Which lines of the entries hold the string "Accuracy"? Copy each one.

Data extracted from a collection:
:::::

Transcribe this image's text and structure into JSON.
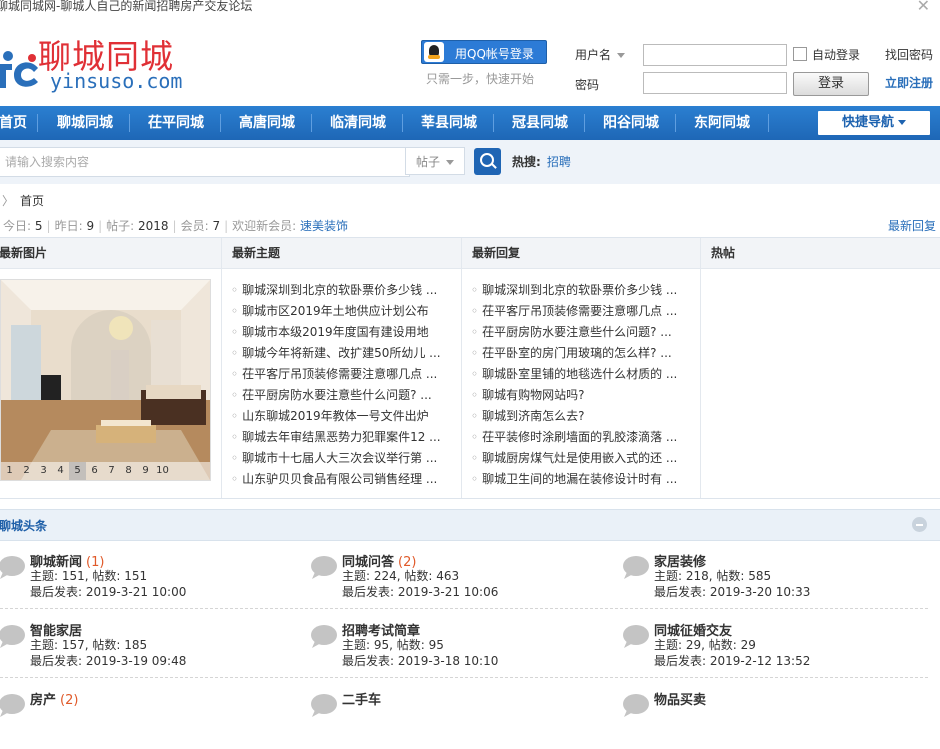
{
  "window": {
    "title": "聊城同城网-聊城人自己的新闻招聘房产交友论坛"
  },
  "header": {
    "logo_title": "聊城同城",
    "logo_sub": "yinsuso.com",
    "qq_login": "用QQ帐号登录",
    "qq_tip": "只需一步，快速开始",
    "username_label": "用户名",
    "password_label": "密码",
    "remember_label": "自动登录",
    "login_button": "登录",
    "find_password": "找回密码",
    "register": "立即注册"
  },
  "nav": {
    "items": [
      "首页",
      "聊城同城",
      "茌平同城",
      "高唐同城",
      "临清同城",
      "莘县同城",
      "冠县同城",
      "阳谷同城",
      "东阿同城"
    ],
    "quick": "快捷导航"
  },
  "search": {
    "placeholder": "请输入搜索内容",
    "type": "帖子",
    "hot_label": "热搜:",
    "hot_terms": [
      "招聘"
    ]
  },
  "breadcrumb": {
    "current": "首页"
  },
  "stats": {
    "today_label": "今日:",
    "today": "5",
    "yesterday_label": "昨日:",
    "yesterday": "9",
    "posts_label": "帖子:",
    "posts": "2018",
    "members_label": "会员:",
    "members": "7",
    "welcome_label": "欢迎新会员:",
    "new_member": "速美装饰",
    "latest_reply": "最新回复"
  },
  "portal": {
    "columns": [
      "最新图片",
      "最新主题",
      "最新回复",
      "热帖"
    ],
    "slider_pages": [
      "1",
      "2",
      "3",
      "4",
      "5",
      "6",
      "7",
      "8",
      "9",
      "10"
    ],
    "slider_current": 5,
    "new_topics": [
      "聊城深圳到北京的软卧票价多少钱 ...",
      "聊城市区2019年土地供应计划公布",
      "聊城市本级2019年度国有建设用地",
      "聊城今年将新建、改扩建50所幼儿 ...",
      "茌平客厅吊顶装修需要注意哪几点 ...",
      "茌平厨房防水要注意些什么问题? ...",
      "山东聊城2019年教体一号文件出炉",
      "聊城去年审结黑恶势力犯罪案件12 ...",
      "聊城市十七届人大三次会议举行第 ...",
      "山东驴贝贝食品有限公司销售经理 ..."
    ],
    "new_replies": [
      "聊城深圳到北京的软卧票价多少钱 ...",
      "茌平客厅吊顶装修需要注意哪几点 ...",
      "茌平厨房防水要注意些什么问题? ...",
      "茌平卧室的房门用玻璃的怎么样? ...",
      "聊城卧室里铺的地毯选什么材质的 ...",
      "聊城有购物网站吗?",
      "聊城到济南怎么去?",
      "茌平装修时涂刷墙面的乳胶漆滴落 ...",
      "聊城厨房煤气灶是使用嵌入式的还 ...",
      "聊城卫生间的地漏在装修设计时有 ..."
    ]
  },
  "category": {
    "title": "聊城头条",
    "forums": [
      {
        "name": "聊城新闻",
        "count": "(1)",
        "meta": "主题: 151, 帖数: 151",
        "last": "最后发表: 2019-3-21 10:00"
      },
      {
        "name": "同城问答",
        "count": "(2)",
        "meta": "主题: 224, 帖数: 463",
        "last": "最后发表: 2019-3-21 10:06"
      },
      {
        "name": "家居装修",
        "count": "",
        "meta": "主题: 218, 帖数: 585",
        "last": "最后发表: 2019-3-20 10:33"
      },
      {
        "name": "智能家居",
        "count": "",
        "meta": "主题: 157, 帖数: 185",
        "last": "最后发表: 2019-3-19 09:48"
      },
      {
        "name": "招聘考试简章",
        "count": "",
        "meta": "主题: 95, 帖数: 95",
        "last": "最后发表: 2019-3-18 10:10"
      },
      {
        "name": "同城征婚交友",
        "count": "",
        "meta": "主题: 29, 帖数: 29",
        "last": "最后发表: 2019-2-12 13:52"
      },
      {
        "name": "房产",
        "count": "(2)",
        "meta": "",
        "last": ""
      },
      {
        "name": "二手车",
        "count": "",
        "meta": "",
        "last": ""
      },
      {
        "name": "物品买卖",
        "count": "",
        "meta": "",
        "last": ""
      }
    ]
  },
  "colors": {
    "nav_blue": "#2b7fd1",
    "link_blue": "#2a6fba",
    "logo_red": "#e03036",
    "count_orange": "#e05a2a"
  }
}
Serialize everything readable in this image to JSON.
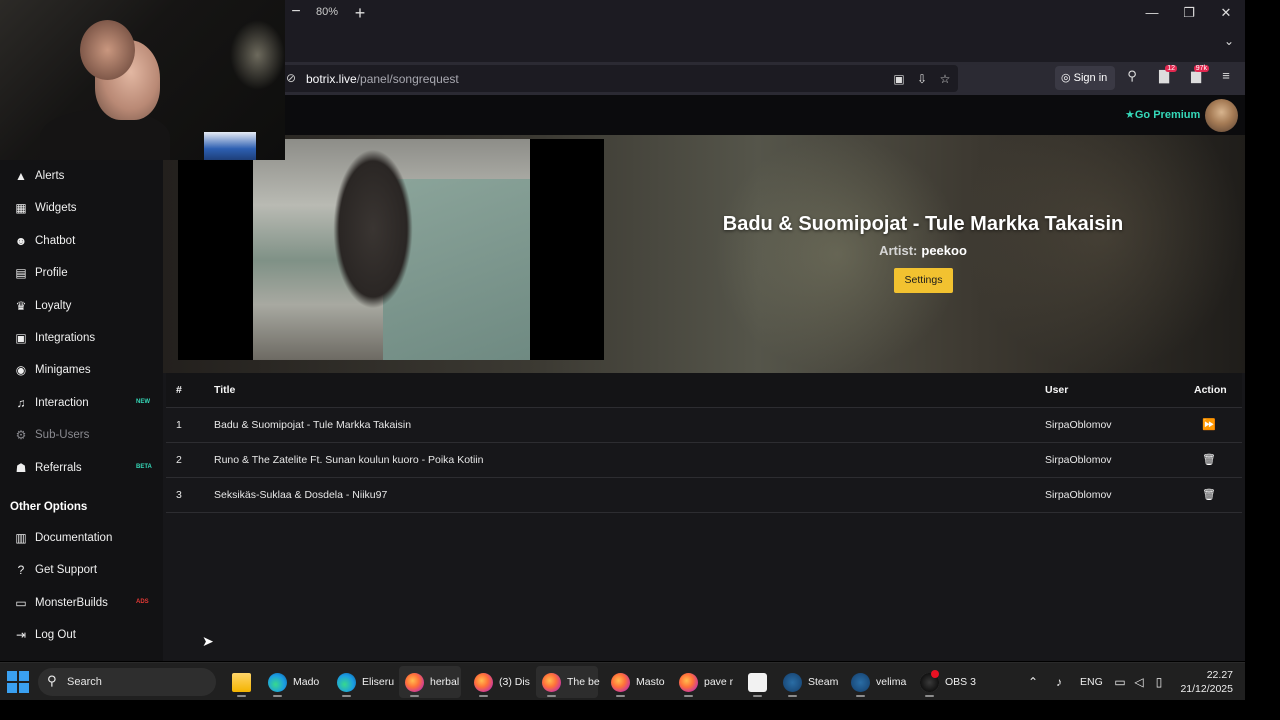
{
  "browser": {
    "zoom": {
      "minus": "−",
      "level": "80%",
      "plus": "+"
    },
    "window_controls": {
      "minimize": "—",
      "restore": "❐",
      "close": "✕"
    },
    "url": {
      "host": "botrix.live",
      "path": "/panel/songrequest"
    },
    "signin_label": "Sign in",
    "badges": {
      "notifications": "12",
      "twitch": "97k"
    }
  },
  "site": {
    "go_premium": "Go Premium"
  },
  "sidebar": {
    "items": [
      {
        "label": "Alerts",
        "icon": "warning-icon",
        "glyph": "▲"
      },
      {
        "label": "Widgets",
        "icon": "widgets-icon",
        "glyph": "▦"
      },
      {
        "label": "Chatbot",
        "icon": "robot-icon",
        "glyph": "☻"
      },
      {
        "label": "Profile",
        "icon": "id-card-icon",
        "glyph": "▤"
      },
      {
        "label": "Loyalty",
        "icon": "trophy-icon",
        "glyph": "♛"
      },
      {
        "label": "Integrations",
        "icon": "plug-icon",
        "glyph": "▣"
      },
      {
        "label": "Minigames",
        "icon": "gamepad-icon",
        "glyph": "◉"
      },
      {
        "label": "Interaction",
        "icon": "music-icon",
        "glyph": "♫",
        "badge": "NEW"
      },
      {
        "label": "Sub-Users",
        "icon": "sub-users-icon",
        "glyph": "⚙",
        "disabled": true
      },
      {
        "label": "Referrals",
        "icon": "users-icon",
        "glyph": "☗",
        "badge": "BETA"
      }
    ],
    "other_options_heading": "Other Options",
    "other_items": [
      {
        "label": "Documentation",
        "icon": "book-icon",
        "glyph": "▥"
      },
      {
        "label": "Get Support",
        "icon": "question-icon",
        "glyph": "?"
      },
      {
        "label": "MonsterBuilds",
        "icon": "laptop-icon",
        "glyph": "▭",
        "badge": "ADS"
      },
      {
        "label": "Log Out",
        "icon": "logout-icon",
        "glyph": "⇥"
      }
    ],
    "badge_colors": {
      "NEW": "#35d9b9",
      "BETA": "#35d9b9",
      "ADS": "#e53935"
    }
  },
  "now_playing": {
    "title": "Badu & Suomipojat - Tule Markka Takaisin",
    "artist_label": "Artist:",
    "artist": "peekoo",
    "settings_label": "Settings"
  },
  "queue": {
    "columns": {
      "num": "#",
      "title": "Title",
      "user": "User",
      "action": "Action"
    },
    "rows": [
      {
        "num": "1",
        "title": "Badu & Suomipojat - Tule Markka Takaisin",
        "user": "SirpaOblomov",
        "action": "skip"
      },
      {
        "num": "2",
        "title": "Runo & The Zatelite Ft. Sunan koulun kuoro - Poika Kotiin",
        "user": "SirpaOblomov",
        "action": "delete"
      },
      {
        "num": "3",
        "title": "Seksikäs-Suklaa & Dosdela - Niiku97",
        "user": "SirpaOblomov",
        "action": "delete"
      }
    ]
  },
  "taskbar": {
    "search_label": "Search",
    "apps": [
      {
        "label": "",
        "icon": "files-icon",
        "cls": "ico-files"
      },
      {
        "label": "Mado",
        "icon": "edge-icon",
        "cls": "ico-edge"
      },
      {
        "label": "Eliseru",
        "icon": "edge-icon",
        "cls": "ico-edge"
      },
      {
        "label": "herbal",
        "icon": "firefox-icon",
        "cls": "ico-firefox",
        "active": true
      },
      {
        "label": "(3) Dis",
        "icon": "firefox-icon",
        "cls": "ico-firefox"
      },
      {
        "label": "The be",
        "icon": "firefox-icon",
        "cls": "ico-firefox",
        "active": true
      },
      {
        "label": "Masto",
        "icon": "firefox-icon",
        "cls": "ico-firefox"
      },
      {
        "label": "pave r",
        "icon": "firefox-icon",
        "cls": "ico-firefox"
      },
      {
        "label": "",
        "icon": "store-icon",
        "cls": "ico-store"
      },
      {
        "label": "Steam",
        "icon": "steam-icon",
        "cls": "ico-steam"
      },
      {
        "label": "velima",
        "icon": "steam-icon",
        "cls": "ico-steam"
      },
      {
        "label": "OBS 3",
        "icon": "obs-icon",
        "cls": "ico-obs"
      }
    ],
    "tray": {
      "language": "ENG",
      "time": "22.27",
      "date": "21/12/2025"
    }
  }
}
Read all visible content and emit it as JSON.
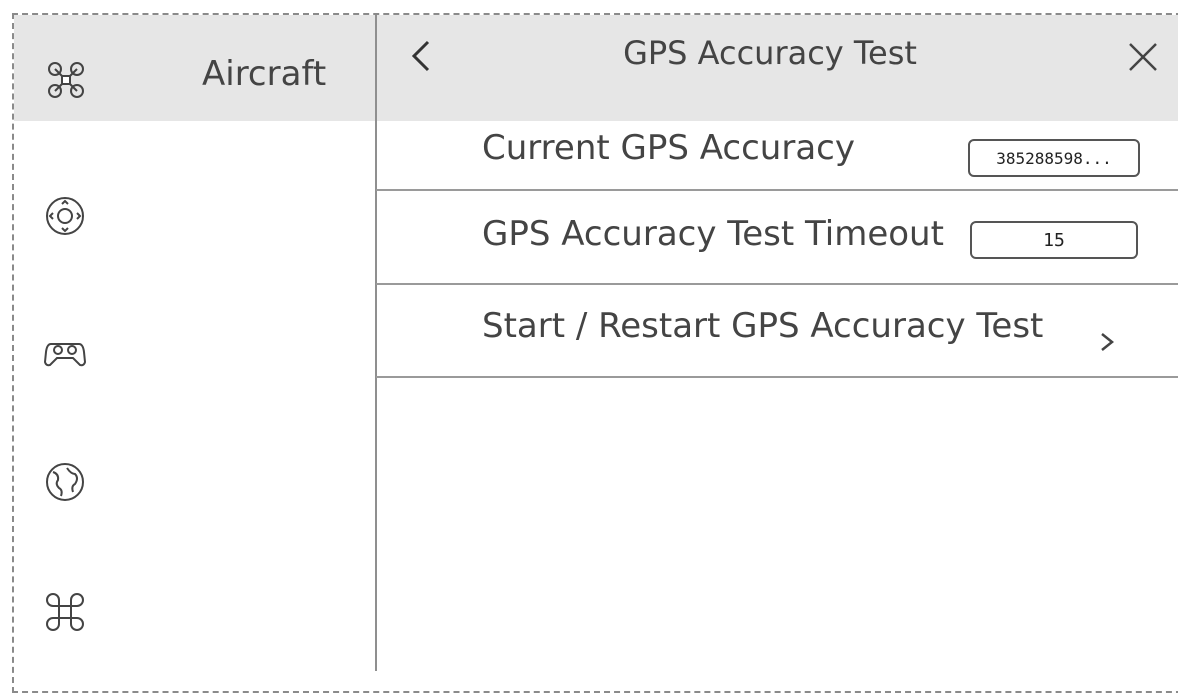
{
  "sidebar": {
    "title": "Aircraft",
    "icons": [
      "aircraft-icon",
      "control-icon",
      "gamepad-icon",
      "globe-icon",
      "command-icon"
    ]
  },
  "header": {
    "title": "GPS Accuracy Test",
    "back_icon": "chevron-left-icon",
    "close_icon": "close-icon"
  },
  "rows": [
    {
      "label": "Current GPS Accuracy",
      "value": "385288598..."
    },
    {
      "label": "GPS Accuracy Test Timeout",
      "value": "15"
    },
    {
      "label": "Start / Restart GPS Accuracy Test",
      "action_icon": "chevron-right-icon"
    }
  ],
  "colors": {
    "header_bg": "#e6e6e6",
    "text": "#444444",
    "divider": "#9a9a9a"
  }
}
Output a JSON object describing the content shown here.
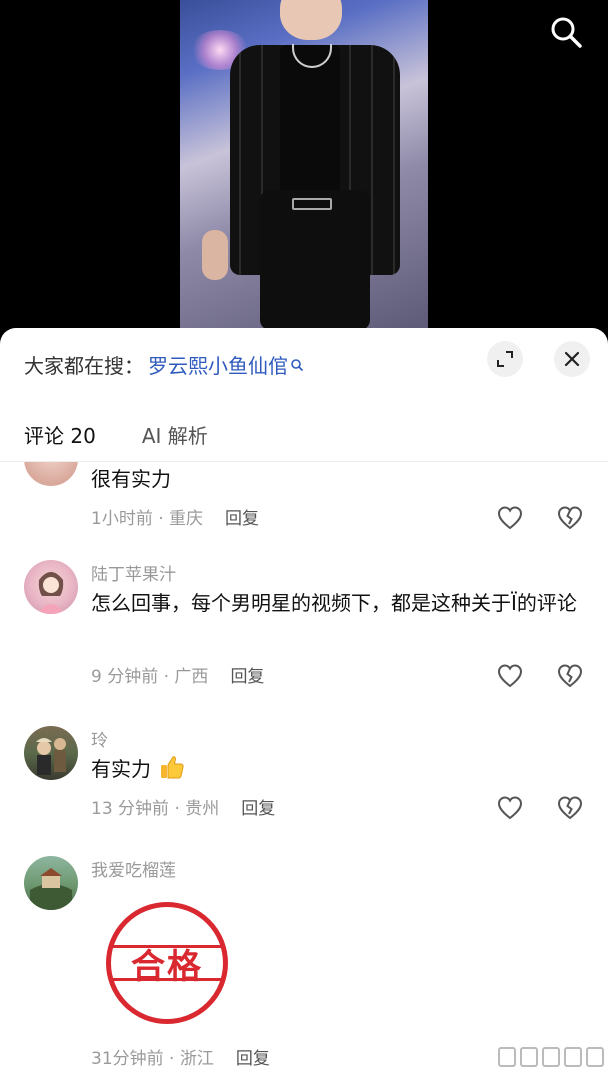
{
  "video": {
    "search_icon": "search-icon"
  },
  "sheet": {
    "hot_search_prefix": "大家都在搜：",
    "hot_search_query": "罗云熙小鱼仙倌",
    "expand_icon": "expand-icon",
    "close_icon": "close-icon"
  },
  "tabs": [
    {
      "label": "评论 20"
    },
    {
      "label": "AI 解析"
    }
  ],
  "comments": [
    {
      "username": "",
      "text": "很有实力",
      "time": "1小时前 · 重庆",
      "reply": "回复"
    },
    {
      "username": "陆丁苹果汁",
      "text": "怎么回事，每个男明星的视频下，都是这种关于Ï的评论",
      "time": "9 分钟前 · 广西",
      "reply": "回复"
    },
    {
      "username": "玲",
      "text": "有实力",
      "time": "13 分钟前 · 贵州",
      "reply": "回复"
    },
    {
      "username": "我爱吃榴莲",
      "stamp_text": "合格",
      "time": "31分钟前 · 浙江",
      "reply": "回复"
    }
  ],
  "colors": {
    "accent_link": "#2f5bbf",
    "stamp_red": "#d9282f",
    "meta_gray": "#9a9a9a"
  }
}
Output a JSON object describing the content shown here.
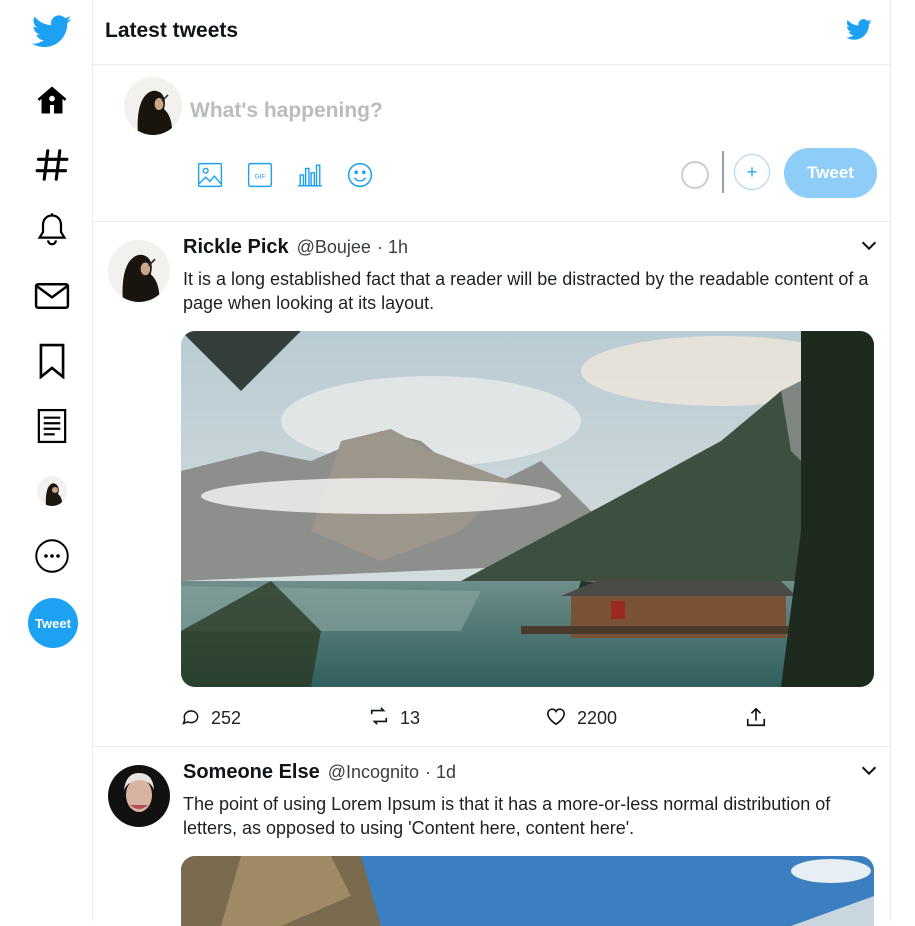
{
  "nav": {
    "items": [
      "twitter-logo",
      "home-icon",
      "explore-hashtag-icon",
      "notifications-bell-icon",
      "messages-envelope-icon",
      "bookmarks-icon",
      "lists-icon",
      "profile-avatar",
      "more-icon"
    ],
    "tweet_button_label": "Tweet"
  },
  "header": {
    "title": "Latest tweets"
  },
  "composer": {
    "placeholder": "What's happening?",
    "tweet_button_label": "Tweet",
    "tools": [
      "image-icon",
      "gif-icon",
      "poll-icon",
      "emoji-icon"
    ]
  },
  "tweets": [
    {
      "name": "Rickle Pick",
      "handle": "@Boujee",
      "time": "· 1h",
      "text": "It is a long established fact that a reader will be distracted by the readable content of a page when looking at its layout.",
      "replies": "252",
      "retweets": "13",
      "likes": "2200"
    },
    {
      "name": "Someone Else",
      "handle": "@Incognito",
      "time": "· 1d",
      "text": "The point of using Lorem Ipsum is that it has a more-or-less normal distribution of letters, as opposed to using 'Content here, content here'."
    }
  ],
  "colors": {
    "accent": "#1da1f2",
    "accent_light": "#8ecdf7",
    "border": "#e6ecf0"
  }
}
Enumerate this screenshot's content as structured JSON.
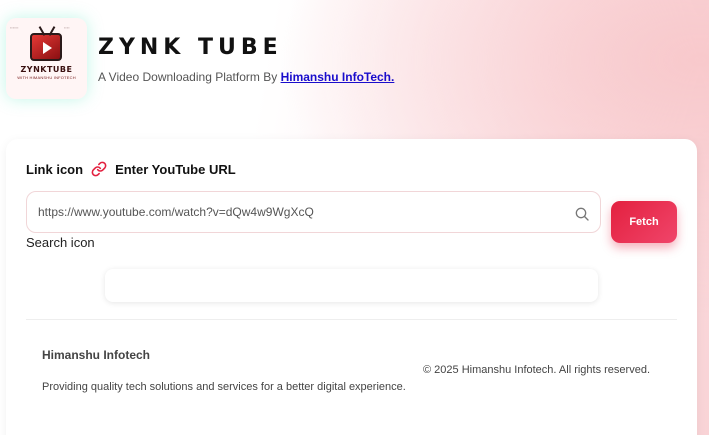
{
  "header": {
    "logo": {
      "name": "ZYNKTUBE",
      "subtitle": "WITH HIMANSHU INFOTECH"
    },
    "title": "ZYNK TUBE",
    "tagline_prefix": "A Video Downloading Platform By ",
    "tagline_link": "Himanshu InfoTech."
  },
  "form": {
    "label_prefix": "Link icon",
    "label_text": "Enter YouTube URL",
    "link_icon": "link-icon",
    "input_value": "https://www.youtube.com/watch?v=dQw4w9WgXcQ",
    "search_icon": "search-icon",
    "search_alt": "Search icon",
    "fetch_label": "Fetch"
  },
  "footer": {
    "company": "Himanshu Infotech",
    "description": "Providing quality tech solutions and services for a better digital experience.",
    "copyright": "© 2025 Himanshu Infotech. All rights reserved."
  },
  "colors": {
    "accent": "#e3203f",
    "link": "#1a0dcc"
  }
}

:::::

> _EXERCISE RESULT_:
    "title": "GPS Accuracy Test",
      "label": "Current GPS Accuracy",
      "label": "GPS Accuracy Test Timeout",
      "label": "Start / Restart GPS Accuracy Test",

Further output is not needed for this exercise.